# Record set
───

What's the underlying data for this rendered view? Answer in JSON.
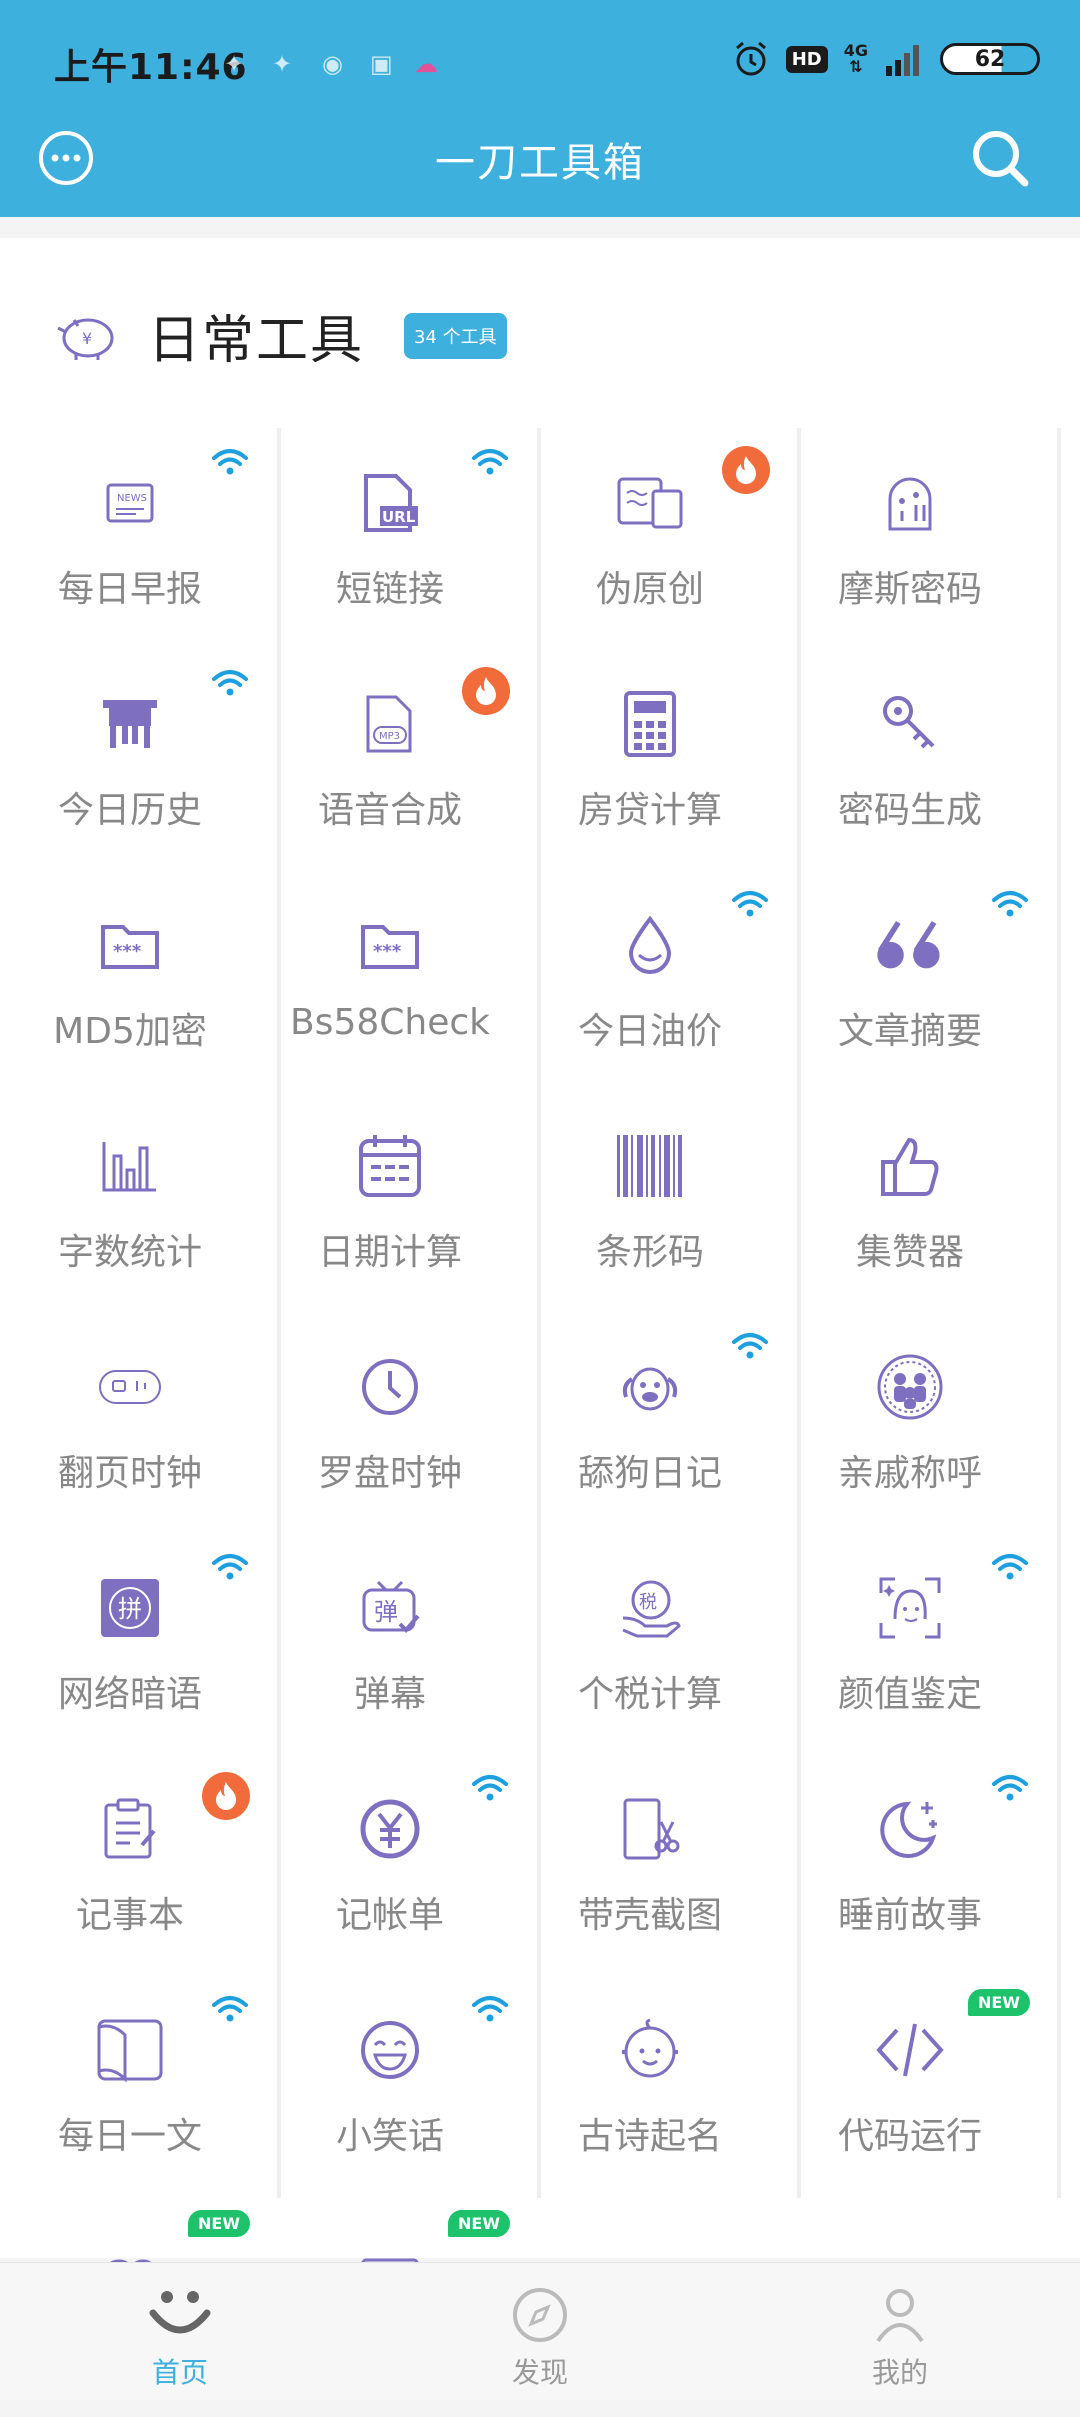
{
  "status_bar": {
    "time": "上午11:46",
    "network": "4G",
    "hd": "HD",
    "battery": "62"
  },
  "header": {
    "title": "一刀工具箱"
  },
  "section": {
    "title": "日常工具",
    "count_badge": "34 个工具"
  },
  "tools": [
    {
      "label": "每日早报",
      "icon": "newspaper-icon",
      "corner": "wifi"
    },
    {
      "label": "短链接",
      "icon": "url-file-icon",
      "corner": "wifi"
    },
    {
      "label": "伪原创",
      "icon": "document-icon",
      "corner": "fire"
    },
    {
      "label": "摩斯密码",
      "icon": "morse-icon",
      "corner": ""
    },
    {
      "label": "今日历史",
      "icon": "ancient-vessel-icon",
      "corner": "wifi"
    },
    {
      "label": "语音合成",
      "icon": "mp3-file-icon",
      "corner": "fire"
    },
    {
      "label": "房贷计算",
      "icon": "calculator-icon",
      "corner": ""
    },
    {
      "label": "密码生成",
      "icon": "key-icon",
      "corner": ""
    },
    {
      "label": "MD5加密",
      "icon": "folder-lock-icon",
      "corner": ""
    },
    {
      "label": "Bs58Check",
      "icon": "folder-lock-icon",
      "corner": ""
    },
    {
      "label": "今日油价",
      "icon": "oil-drop-icon",
      "corner": "wifi"
    },
    {
      "label": "文章摘要",
      "icon": "quote-icon",
      "corner": "wifi"
    },
    {
      "label": "字数统计",
      "icon": "bar-chart-icon",
      "corner": ""
    },
    {
      "label": "日期计算",
      "icon": "calendar-icon",
      "corner": ""
    },
    {
      "label": "条形码",
      "icon": "barcode-icon",
      "corner": ""
    },
    {
      "label": "集赞器",
      "icon": "thumbs-up-icon",
      "corner": ""
    },
    {
      "label": "翻页时钟",
      "icon": "flip-clock-icon",
      "corner": ""
    },
    {
      "label": "罗盘时钟",
      "icon": "clock-icon",
      "corner": ""
    },
    {
      "label": "舔狗日记",
      "icon": "dog-icon",
      "corner": "wifi"
    },
    {
      "label": "亲戚称呼",
      "icon": "family-icon",
      "corner": ""
    },
    {
      "label": "网络暗语",
      "icon": "pinyin-icon",
      "corner": "wifi"
    },
    {
      "label": "弹幕",
      "icon": "tv-bullet-icon",
      "corner": ""
    },
    {
      "label": "个税计算",
      "icon": "tax-icon",
      "corner": ""
    },
    {
      "label": "颜值鉴定",
      "icon": "face-scan-icon",
      "corner": "wifi"
    },
    {
      "label": "记事本",
      "icon": "notepad-icon",
      "corner": "fire"
    },
    {
      "label": "记帐单",
      "icon": "yuan-icon",
      "corner": "wifi"
    },
    {
      "label": "带壳截图",
      "icon": "phone-scissors-icon",
      "corner": ""
    },
    {
      "label": "睡前故事",
      "icon": "moon-icon",
      "corner": "wifi"
    },
    {
      "label": "每日一文",
      "icon": "book-icon",
      "corner": "wifi"
    },
    {
      "label": "小笑话",
      "icon": "laugh-icon",
      "corner": "wifi"
    },
    {
      "label": "古诗起名",
      "icon": "baby-icon",
      "corner": ""
    },
    {
      "label": "代码运行",
      "icon": "code-icon",
      "corner": "new"
    },
    {
      "label": "",
      "icon": "people-icon",
      "corner": "new"
    },
    {
      "label": "",
      "icon": "card-icon",
      "corner": "new"
    }
  ],
  "new_label": "NEW",
  "bottom_nav": [
    {
      "label": "首页",
      "icon": "smile-icon",
      "active": true
    },
    {
      "label": "发现",
      "icon": "compass-icon",
      "active": false
    },
    {
      "label": "我的",
      "icon": "person-icon",
      "active": false
    }
  ],
  "colors": {
    "header": "#3db0de",
    "icon": "#7e6fc0",
    "wifi": "#1d9fe0",
    "fire": "#f26b3a",
    "new": "#1ec26a"
  }
}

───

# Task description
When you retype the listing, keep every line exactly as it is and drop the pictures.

# Written response
What's the underlying data for this rendered view? Answer in JSON.
{
  "status_bar": {
    "time": "上午11:46",
    "network": "4G",
    "hd": "HD",
    "battery": "62"
  },
  "header": {
    "title": "一刀工具箱"
  },
  "section": {
    "title": "日常工具",
    "count_badge": "34 个工具"
  },
  "tools": [
    {
      "label": "每日早报",
      "icon": "newspaper-icon",
      "corner": "wifi"
    },
    {
      "label": "短链接",
      "icon": "url-file-icon",
      "corner": "wifi"
    },
    {
      "label": "伪原创",
      "icon": "document-icon",
      "corner": "fire"
    },
    {
      "label": "摩斯密码",
      "icon": "morse-icon",
      "corner": ""
    },
    {
      "label": "今日历史",
      "icon": "ancient-vessel-icon",
      "corner": "wifi"
    },
    {
      "label": "语音合成",
      "icon": "mp3-file-icon",
      "corner": "fire"
    },
    {
      "label": "房贷计算",
      "icon": "calculator-icon",
      "corner": ""
    },
    {
      "label": "密码生成",
      "icon": "key-icon",
      "corner": ""
    },
    {
      "label": "MD5加密",
      "icon": "folder-lock-icon",
      "corner": ""
    },
    {
      "label": "Bs58Check",
      "icon": "folder-lock-icon",
      "corner": ""
    },
    {
      "label": "今日油价",
      "icon": "oil-drop-icon",
      "corner": "wifi"
    },
    {
      "label": "文章摘要",
      "icon": "quote-icon",
      "corner": "wifi"
    },
    {
      "label": "字数统计",
      "icon": "bar-chart-icon",
      "corner": ""
    },
    {
      "label": "日期计算",
      "icon": "calendar-icon",
      "corner": ""
    },
    {
      "label": "条形码",
      "icon": "barcode-icon",
      "corner": ""
    },
    {
      "label": "集赞器",
      "icon": "thumbs-up-icon",
      "corner": ""
    },
    {
      "label": "翻页时钟",
      "icon": "flip-clock-icon",
      "corner": ""
    },
    {
      "label": "罗盘时钟",
      "icon": "clock-icon",
      "corner": ""
    },
    {
      "label": "舔狗日记",
      "icon": "dog-icon",
      "corner": "wifi"
    },
    {
      "label": "亲戚称呼",
      "icon": "family-icon",
      "corner": ""
    },
    {
      "label": "网络暗语",
      "icon": "pinyin-icon",
      "corner": "wifi"
    },
    {
      "label": "弹幕",
      "icon": "tv-bullet-icon",
      "corner": ""
    },
    {
      "label": "个税计算",
      "icon": "tax-icon",
      "corner": ""
    },
    {
      "label": "颜值鉴定",
      "icon": "face-scan-icon",
      "corner": "wifi"
    },
    {
      "label": "记事本",
      "icon": "notepad-icon",
      "corner": "fire"
    },
    {
      "label": "记帐单",
      "icon": "yuan-icon",
      "corner": "wifi"
    },
    {
      "label": "带壳截图",
      "icon": "phone-scissors-icon",
      "corner": ""
    },
    {
      "label": "睡前故事",
      "icon": "moon-icon",
      "corner": "wifi"
    },
    {
      "label": "每日一文",
      "icon": "book-icon",
      "corner": "wifi"
    },
    {
      "label": "小笑话",
      "icon": "laugh-icon",
      "corner": "wifi"
    },
    {
      "label": "古诗起名",
      "icon": "baby-icon",
      "corner": ""
    },
    {
      "label": "代码运行",
      "icon": "code-icon",
      "corner": "new"
    },
    {
      "label": "",
      "icon": "people-icon",
      "corner": "new"
    },
    {
      "label": "",
      "icon": "card-icon",
      "corner": "new"
    }
  ],
  "new_label": "NEW",
  "bottom_nav": [
    {
      "label": "首页",
      "icon": "smile-icon",
      "active": true
    },
    {
      "label": "发现",
      "icon": "compass-icon",
      "active": false
    },
    {
      "label": "我的",
      "icon": "person-icon",
      "active": false
    }
  ],
  "colors": {
    "header": "#3db0de",
    "icon": "#7e6fc0",
    "wifi": "#1d9fe0",
    "fire": "#f26b3a",
    "new": "#1ec26a"
  }
}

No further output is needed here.